The presentation was about how open standards and software abstraction can provide isolation from underlying hardware architectures, and can assist processor architecture migration as part of a technology refresh cycle. This is important in many A&D programmes, given in the increasing in-service lifetimes of some systems, but the principle also applies to other vertical markets too. The presentation also highlighted how the RTCA/DO-297 standard provides guidance on the development of Integrated Modular Avionics (IMA) platforms to enable modular and incremental certification of safety-critical systems, but this actually provides a side-benefit which can help address obsolescence. This is because it advocates a role-based approach, and advocates separation of the configuration data based on role and activities.
This approach can be used in conjunction with a MILS (Multiple Independent Levels of Security) separation kernel, which is designed for hosting applications of multiple security classifications on the same processors, but can also be used as a framework for software isolation to assist in managing obsolescence.
Some approaches to hardware obsolescence were also discussed during the meeting, and I was interested to hear how hardware & software emulation of a legacy processor are being used to extend the lifetime of a safety-related industrial system. I was struck that there’s more similarity between the challenges of some A&D programmes and other markets than I had first thought.

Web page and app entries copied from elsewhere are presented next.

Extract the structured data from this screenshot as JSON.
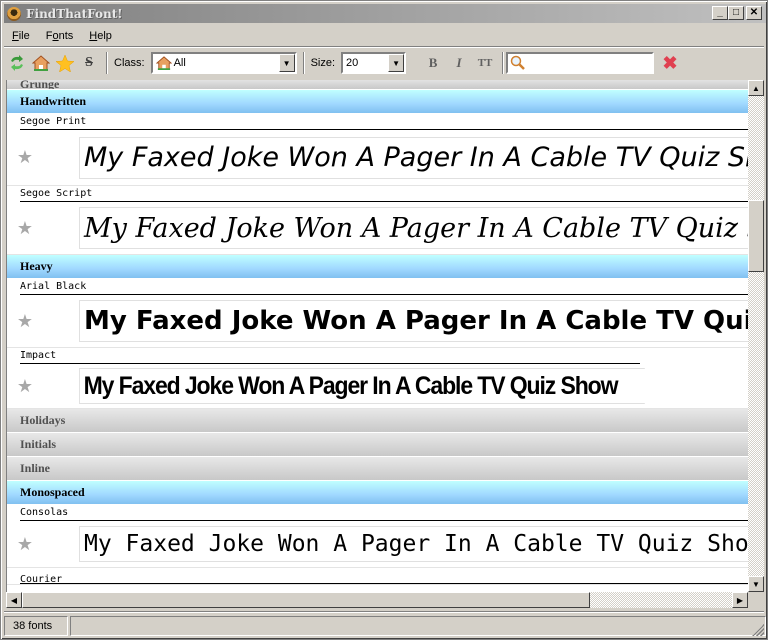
{
  "window": {
    "title": "FindThatFont!",
    "controls": {
      "minimize": "_",
      "maximize": "□",
      "close": "✕"
    }
  },
  "menu": [
    {
      "label": "File",
      "accel": "F"
    },
    {
      "label": "Fonts",
      "accel": "o"
    },
    {
      "label": "Help",
      "accel": "H"
    }
  ],
  "toolbar": {
    "icons": [
      "refresh-icon",
      "home-icon",
      "favorites-star-icon",
      "strikethrough-icon"
    ],
    "class_label": "Class:",
    "class_value": "All",
    "size_label": "Size:",
    "size_value": "20",
    "bold_label": "B",
    "italic_label": "I",
    "caps_label": "TT",
    "search_value": "",
    "clear_symbol": "✖"
  },
  "sample_text": "My Faxed Joke Won A Pager In A Cable TV Quiz Show",
  "list": {
    "partial_top_category": "Grunge",
    "categories": [
      {
        "name": "Handwritten",
        "open": true,
        "fonts": [
          {
            "name": "Segoe Print",
            "style": "segoe-print"
          },
          {
            "name": "Segoe Script",
            "style": "segoe-script"
          }
        ]
      },
      {
        "name": "Heavy",
        "open": true,
        "fonts": [
          {
            "name": "Arial Black",
            "style": "arial-black"
          },
          {
            "name": "Impact",
            "style": "impact"
          }
        ]
      },
      {
        "name": "Holidays",
        "open": false
      },
      {
        "name": "Initials",
        "open": false
      },
      {
        "name": "Inline",
        "open": false
      },
      {
        "name": "Monospaced",
        "open": true,
        "fonts": [
          {
            "name": "Consolas",
            "style": "consolas"
          },
          {
            "name": "Courier",
            "style": "courier"
          }
        ]
      }
    ]
  },
  "status": {
    "font_count": "38 fonts"
  }
}
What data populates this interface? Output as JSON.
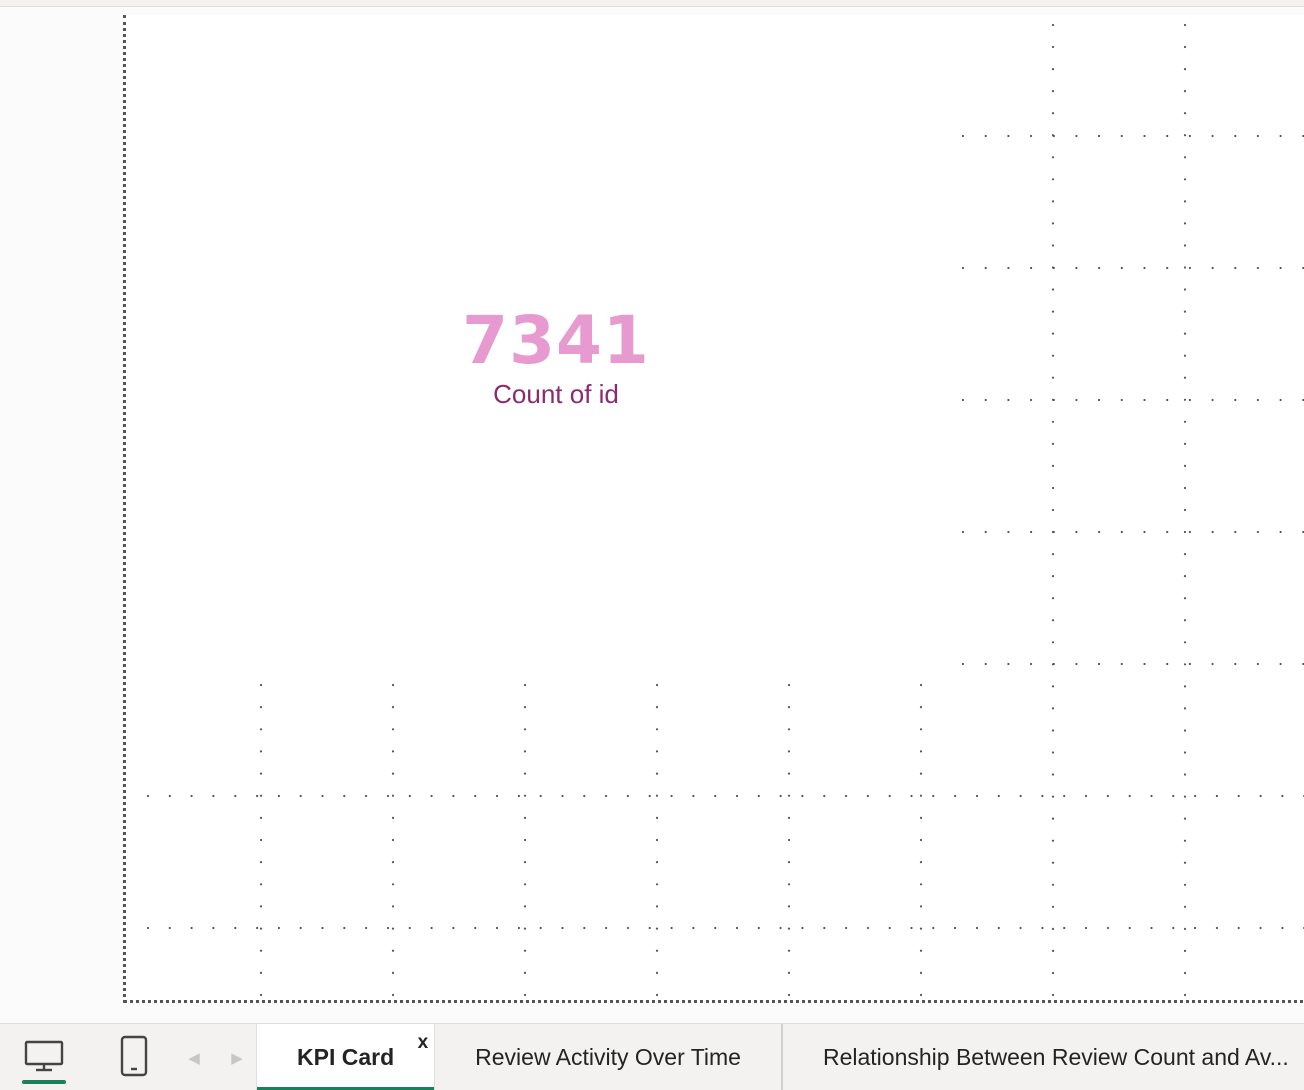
{
  "kpi": {
    "value": "7341",
    "label": "Count of id",
    "value_color": "#e79ad0",
    "label_color": "#8c2a6e"
  },
  "view_toggle": {
    "desktop_icon": "monitor-icon",
    "mobile_icon": "phone-icon",
    "active": "desktop"
  },
  "nav": {
    "prev_icon": "caret-left-icon",
    "next_icon": "caret-right-icon"
  },
  "tabs": [
    {
      "label": "KPI Card",
      "active": true,
      "close_label": "x"
    },
    {
      "label": "Review Activity Over Time",
      "active": false
    },
    {
      "label": "Relationship Between Review Count and Av...",
      "active": false
    }
  ],
  "colors": {
    "accent": "#1a7f5a",
    "grid_dot": "#555555"
  }
}
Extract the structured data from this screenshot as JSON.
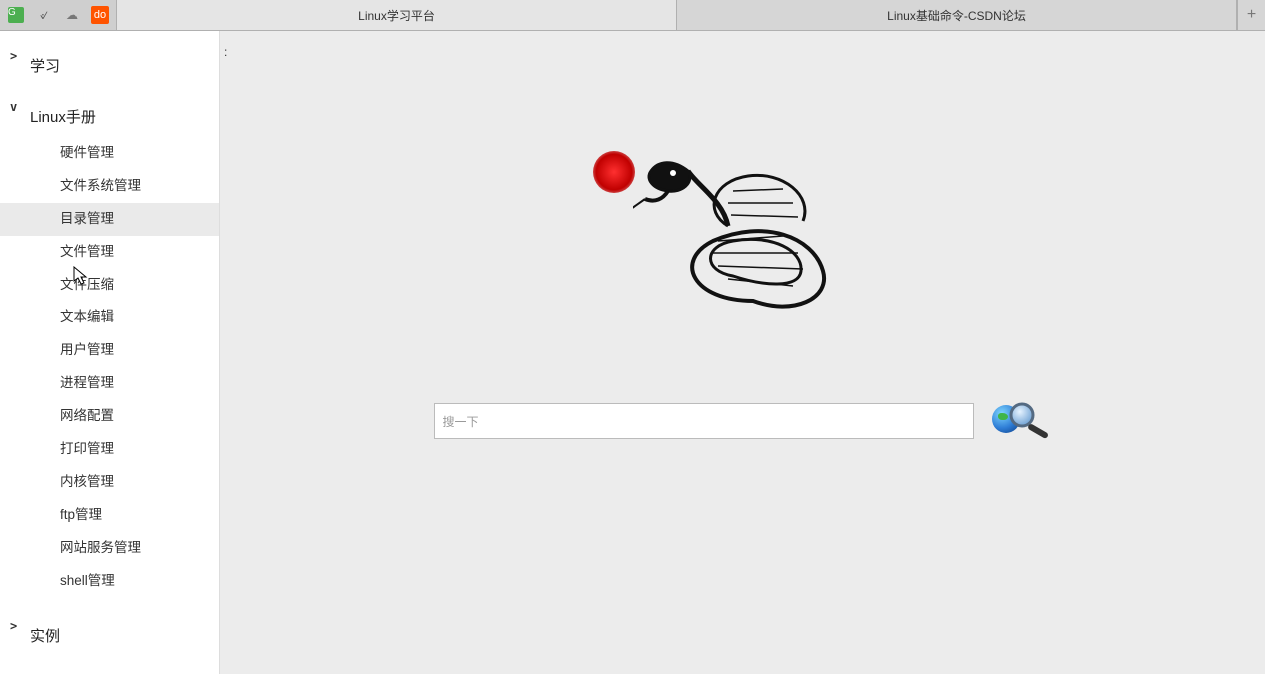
{
  "tabs": {
    "items": [
      {
        "label": "Linux学习平台",
        "active": true
      },
      {
        "label": "Linux基础命令-CSDN论坛",
        "active": false
      }
    ],
    "add_symbol": "+"
  },
  "favicons": [
    {
      "name": "green-block-icon",
      "glyph": "G"
    },
    {
      "name": "bird-icon",
      "glyph": "୰"
    },
    {
      "name": "cloud-icon",
      "glyph": "☁"
    },
    {
      "name": "do-icon",
      "glyph": "do"
    }
  ],
  "sidebar": {
    "sections": [
      {
        "caret": ">",
        "title": "学习",
        "expanded": false,
        "items": []
      },
      {
        "caret": "v",
        "title": "Linux手册",
        "expanded": true,
        "items": [
          {
            "label": "硬件管理",
            "state": ""
          },
          {
            "label": "文件系统管理",
            "state": ""
          },
          {
            "label": "目录管理",
            "state": "active"
          },
          {
            "label": "文件管理",
            "state": ""
          },
          {
            "label": "文件压缩",
            "state": ""
          },
          {
            "label": "文本编辑",
            "state": ""
          },
          {
            "label": "用户管理",
            "state": ""
          },
          {
            "label": "进程管理",
            "state": ""
          },
          {
            "label": "网络配置",
            "state": ""
          },
          {
            "label": "打印管理",
            "state": ""
          },
          {
            "label": "内核管理",
            "state": ""
          },
          {
            "label": "ftp管理",
            "state": ""
          },
          {
            "label": "网站服务管理",
            "state": ""
          },
          {
            "label": "shell管理",
            "state": ""
          }
        ]
      },
      {
        "caret": ">",
        "title": "实例",
        "expanded": false,
        "items": []
      }
    ]
  },
  "main": {
    "colon": ":",
    "search_placeholder": "搜一下"
  }
}
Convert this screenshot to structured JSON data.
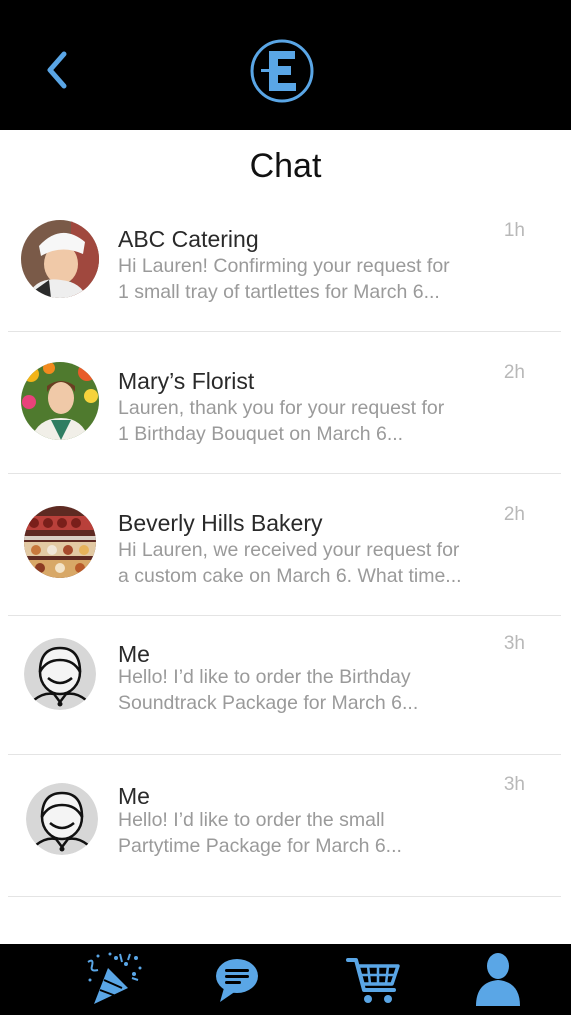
{
  "header": {
    "back_icon": "chevron-left-icon",
    "logo_icon": "e-logo-icon",
    "accent_color": "#5aa6e6"
  },
  "page": {
    "title": "Chat"
  },
  "conversations": [
    {
      "name": "ABC Catering",
      "line1": "Hi Lauren! Confirming your request for",
      "line2": "1 small tray of tartlettes for March 6...",
      "time": "1h",
      "avatar": "chef-photo"
    },
    {
      "name": "Mary’s Florist",
      "line1": "Lauren, thank you for your request for",
      "line2": "1 Birthday Bouquet on March 6...",
      "time": "2h",
      "avatar": "florist-photo"
    },
    {
      "name": "Beverly Hills Bakery",
      "line1": "Hi Lauren, we received your request for",
      "line2": "a custom cake on March 6. What time...",
      "time": "2h",
      "avatar": "bakery-photo"
    },
    {
      "name": "Me",
      "line1": "Hello! I’d like to order the Birthday",
      "line2": "Soundtrack Package for March 6...",
      "time": "3h",
      "avatar": "user-avatar-icon"
    },
    {
      "name": "Me",
      "line1": "Hello! I’d like to order the small",
      "line2": "Partytime Package for March 6...",
      "time": "3h",
      "avatar": "user-avatar-icon"
    }
  ],
  "tabbar": {
    "items": [
      "party-popper-icon",
      "chat-bubble-icon",
      "cart-icon",
      "profile-icon"
    ],
    "active": "chat-bubble-icon"
  }
}
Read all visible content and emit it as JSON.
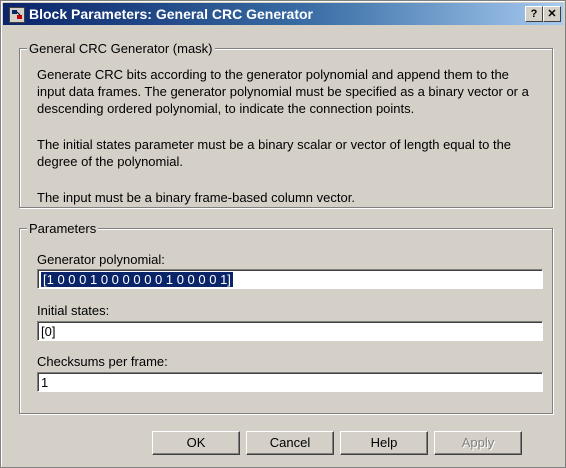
{
  "window": {
    "title": "Block Parameters: General CRC Generator",
    "help_label": "?",
    "close_label": "✕"
  },
  "mask": {
    "group_label": "General CRC Generator (mask)",
    "paragraphs": [
      "Generate CRC bits according to the generator polynomial and append them to the\ninput data frames. The generator polynomial must be specified as a binary vector or a\ndescending ordered polynomial, to indicate the connection points.",
      "The initial states parameter must be a binary scalar or vector of length equal to the\ndegree of the polynomial.",
      "The input must be a binary frame-based column vector."
    ]
  },
  "parameters": {
    "group_label": "Parameters",
    "generator_polynomial": {
      "label": "Generator polynomial:",
      "value": "[1 0 0 0 1 0 0 0 0 0 0 1 0 0 0 0 1]"
    },
    "initial_states": {
      "label": "Initial states:",
      "value": "[0]"
    },
    "checksums_per_frame": {
      "label": "Checksums per frame:",
      "value": "1"
    }
  },
  "buttons": {
    "ok": "OK",
    "cancel": "Cancel",
    "help": "Help",
    "apply": "Apply"
  },
  "icons": {
    "app_icon": "simulink-block-icon",
    "help_icon": "question-mark-icon",
    "close_icon": "close-icon"
  },
  "colors": {
    "titlebar": "#0a246a",
    "dialog_bg": "#d4d0c8",
    "selection": "#0a246a"
  }
}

I also took the opportunity to wander around Duxford’s new AirSpace exhibition with some of the other delegates during the lunch break. If you haven’t been yet, it’s well worth a visit.